POLITICAL ANALYSIS (Rooters agency) – The Reactionary Party convention, to be held in Cleveland in July, has been officially renamed by the party’s National Committee as the Convention of Americans Loyal to Independence, God, Unceasing Lying and Anger.

City authorities have already begun preparing for the convention, installing large street posters proclaiming “Welcome CALIGULA” (the acronym from the name of the convention).

It was only several days later that some wag on Facebook pointed out that Caligula was the name of an ancient Roman Emperor with a less than savory reputation.

Caligula, according to historians writing after his demise, was widely regarded as a misogynist, warmonger, and public nuisance. (He would have been known as a racist as well, except for the fact that ancient Rome hadn’t yet invented races, despite being big on slavery.)
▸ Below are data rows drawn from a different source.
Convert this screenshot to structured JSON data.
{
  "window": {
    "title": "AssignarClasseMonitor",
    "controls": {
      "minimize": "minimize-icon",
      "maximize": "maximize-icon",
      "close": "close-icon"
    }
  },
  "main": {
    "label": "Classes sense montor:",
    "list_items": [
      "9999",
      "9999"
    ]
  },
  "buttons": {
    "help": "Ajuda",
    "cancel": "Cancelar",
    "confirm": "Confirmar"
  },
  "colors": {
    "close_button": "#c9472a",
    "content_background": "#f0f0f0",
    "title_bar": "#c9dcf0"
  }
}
Caligula was said to have planned to appoint his horse to the position of consul. That was a scandal because consuls in ancient Rome were important government officials, not today’s issuers of passports and trade promoters whose jobs could easily be filled by a moderately intelligent chimpanzee, if not a horse.

According to some accounts, Caligula also made the horse a Senator, but in ancient Rome that would not have attracted much more attention than would be attracted today by the election of a horse or a dead person to the US Senate. There is no record of how the horse voted in the Roman Senate, if indeed it sat or stabled there, but lobbyists would surely have promised it green pastures if it behaved as required, and that no doubt settled the matter.

The name of Caligula’s favored horse was Incitatus, which is Latin for “Troublemaker”. Some, probably deranged, commentators have tried to draw a parallel between all that and the current situation, in which CALIGULA will appoint as its candidate for President (Consul) the hair stylist Ronald Dump.

This claimed parallel is based on Dump, like Caligula, being a misogynist, warmonger, racist, and public nuisance. But that clearly is absurd, because it compares Dump with Caligula, when it should of course compare him with Caligula’s horse.

Incitatus comes away very well in such comparisons, having been known as well mannered, peaceful, intelligent, and indifferent to racial and gender distinctions. Sadly for Incitatus (and perhaps for ancient Rome), his advancement was stymied in 41 A.D. when Caligula’s imperial re-election campaign was cut short by his assassination.

Historical footnote: Caligula, like US presidents, ruled for four years. But US presidents differ from Caligula in that none of them for at least a century have been real horse aficionados.